Best river cruise ports: Traveller top 10

River ships can dock at the smallest of ports, and float you to less well-trodden cities, including this selection of some of the best and least obvious.

Bridges, locks and the lure of cities, towns and villages will always keep river ships compact, which is why river cruising, unlike its ocean equivalent, is about the destinations not the amenities. River ships can dock at the smallest of ports, and float you off to landlocked cities never visited by ocean liners, such as this choice of some of the best and least obvious.


Country music is king here but these days the Mississippi port town is also acquiring a reputation for rock, thanks to hometown groups such as The Black Keys and Kings of Leon. Nashville's also booming with once run-down districts such as 12South and East Nashville now hip hangouts. The Musicians Hall of Fame has relocated and expanded and a Johnny Cash Museum has opened, providing even more boot-scooting reasons to visit.   See,

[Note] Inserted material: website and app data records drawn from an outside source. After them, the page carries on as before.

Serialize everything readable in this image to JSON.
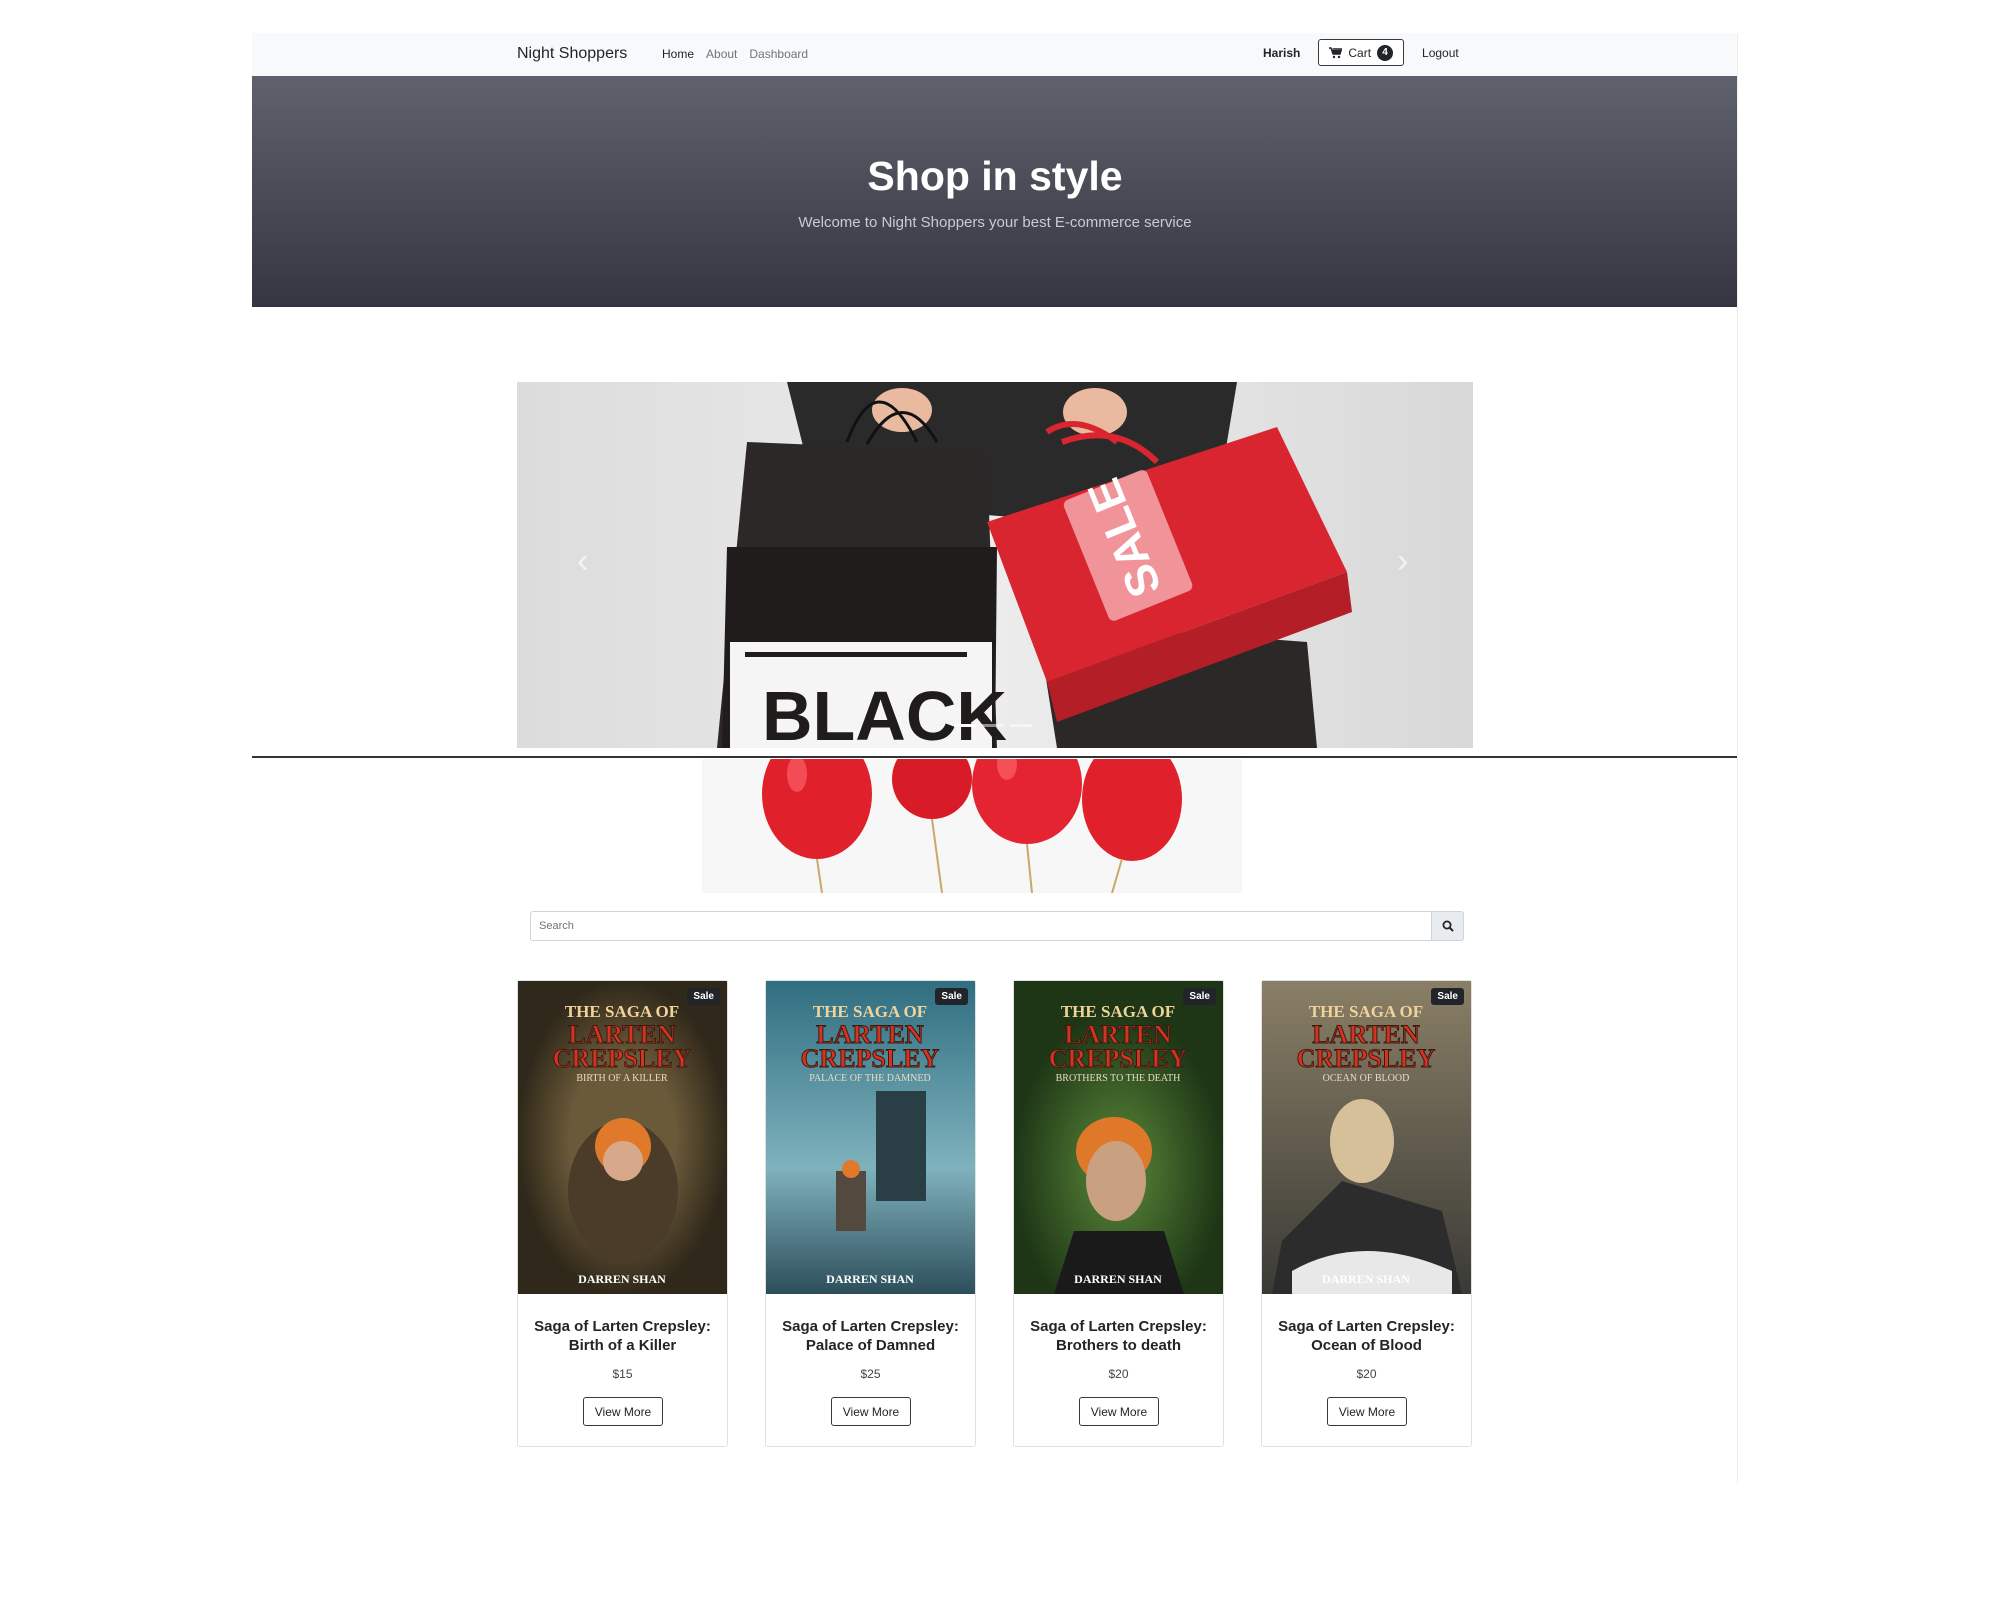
{
  "navbar": {
    "brand": "Night Shoppers",
    "links": [
      "Home",
      "About",
      "Dashboard"
    ],
    "user": "Harish",
    "cart_label": "Cart",
    "cart_count": "4",
    "logout": "Logout"
  },
  "hero": {
    "title": "Shop in style",
    "subtitle": "Welcome to Night Shoppers your best E-commerce service"
  },
  "carousel": {
    "slide_count": 3,
    "active_index": 0,
    "bag_text_1": "BLACK",
    "bag_text_2": "SALE"
  },
  "search": {
    "placeholder": "Search"
  },
  "products": [
    {
      "badge": "Sale",
      "title": "Saga of Larten Crepsley: Birth of a Killer",
      "price": "$15",
      "button": "View More",
      "cover": {
        "line1": "THE SAGA OF",
        "line2": "LARTEN",
        "line3": "CREPSLEY",
        "subtitle": "BIRTH OF A KILLER",
        "author": "DARREN SHAN",
        "color": "#6b5a3a"
      }
    },
    {
      "badge": "Sale",
      "title": "Saga of Larten Crepsley: Palace of Damned",
      "price": "$25",
      "button": "View More",
      "cover": {
        "line1": "THE SAGA OF",
        "line2": "LARTEN",
        "line3": "CREPSLEY",
        "subtitle": "PALACE OF THE DAMNED",
        "author": "DARREN SHAN",
        "color": "#3f7e8f"
      }
    },
    {
      "badge": "Sale",
      "title": "Saga of Larten Crepsley: Brothers to death",
      "price": "$20",
      "button": "View More",
      "cover": {
        "line1": "THE SAGA OF",
        "line2": "LARTEN",
        "line3": "CREPSLEY",
        "subtitle": "BROTHERS TO THE DEATH",
        "author": "DARREN SHAN",
        "color": "#3a5e2c"
      }
    },
    {
      "badge": "Sale",
      "title": "Saga of Larten Crepsley: Ocean of Blood",
      "price": "$20",
      "button": "View More",
      "cover": {
        "line1": "THE SAGA OF",
        "line2": "LARTEN",
        "line3": "CREPSLEY",
        "subtitle": "OCEAN OF BLOOD",
        "author": "DARREN SHAN",
        "color": "#6a6456"
      }
    }
  ],
  "colors": {
    "hero_top": "#5f616c",
    "hero_bottom": "#343540",
    "accent_red": "#e8333c",
    "dark": "#212529"
  }
}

Manaus, which sits in the jungle at the muddy, swirling confluence where the Amazon and Negro rivers meet, boomed in the 19th century thanks to the rubber trade. It has a bemusing European style, symbolised by its ornate opera house, grandiose customs building and the palaces of rubber barons. But the brash metropolis still feels like a frontier town: isolated in the rainforest, humid and shabby, crammed with street markets and itinerant traders in a flotilla of river craft. See,


North of Luxor, cruise ships arrive at two barrages across the Nile. You pass through locks as donkey carts and battered vans cross the bridge above and soon arrive at Edfu, a river town known for its sugar and pottery production. Luxor and Aswan are the fabulous bookends to the story of a Nile cruise, but Edfu is a bustling slice of everyday country life. Calash drivers clip-clop the route between river and the town's top attraction, the Temple of Horus. See,


Sail the Mekong and Tonle Sap rivers right into Phnom Penh. Golden spires glitter in the sunlight alongside the monstrous new buildings and construction cranes of a city in transition. Cruise ships moordowntown, and if you can stick the heat, you can walk to city sights, but a cycle rickshaw makes it easier. A graceful city centre of wide boulevards soon gives way to sweaty markets and open-fronted restaurants, just the spot for a cold Angkor beer and chicken curry. See,


Few river-cruise ships make it this far up the Ganges, and then only in periods of high water, but 3,000-year-old Varanasi is the world's most extraordinary river port. The arrival, which provides views over a curved sweep of steps (ghats) leading down to a crowded river, is marvellous. Bodies are cremated on the riverbanks and vultures circle overhead but there is beauty, too. The devout pray waist-deep in water, kingfishers hover and unfurled red and orange saris dry on the steps of a hundred ghats. See,


Given that it's sandwiched between Vienna and Budapest on the Danube River, Bratislava has none of the dutiful must-sees of larger cities but it also has only a fraction of the tourists. Ride a clanking, old-fashioned tram through the city centre, much of which is closed to traffic and graced with beautifully renovated Renaissance and baroque architecture. In the evenings, half the population seems to congregate here at cafes and bars where the beer is excellent and microbreweries abound. See,


Its turbulent history is exemplified by its wind-buffeted, Ottoman-influenced citadel and some remaining buildings still pockmarked from the Kosovo War. Don't let that put you off. Party-loving and interesting, resilient Belgrade will change any preconceptions. Cruise ships dock on the Sava River, a tributary of the Danube, right under the walls of the graceful, neoclassical town centre. A flight of steps takes you to shadowy orthodox churches, the shopping along pedestrian Knez Mihailova Street and the live-music bars of bohemian Skadarska quarter. See,


Switzerland's third-largest city is hard-working, industrial and modest, but it has some of Europe's top art museums, outstanding contemporary architecture and a rather good zoo. Avant-garde jazz drifts from its nightclubs, the vibe is youthful and the combined influences of neighbouring France and Germany are  felt in its culture and cuisine. Basel also has a delightful old town that isn't a tourist showpiece but a city centre full of shoppers, clanging trams and street markets as well as quaint architecture. See,


Chongqing is an unlovely city of concrete, summer humidity and dense pollution that sometimes prevents you from even seeing the Yangtze River from its cliff-clinging streets. For many river-cruise passengers its chief attraction is its zoo, which allows you to "ooh" at giant pandas. But Chongqing provides a dramatic, sometimes overwhelming insight into China's breakneck development. One of the world's largest cities, it's jammed, energetic, forward-looking. It also has a terrific, tongue-numbing cuisine. See,,


In the rush to float down the Rhine and Danube, Germany's Elbe River is seldom considered. But it doesn't just take you through the landscape of so-called "Saxon Switzerland" it sails into the city of Dresden, which presents a fabulous frontage from the river. The north bank of the Elbe is the best spot to promenade for views of church spires and grand buildings. The green and yellow baroque city's core was painstakingly reconstructed after World War II bombing. See,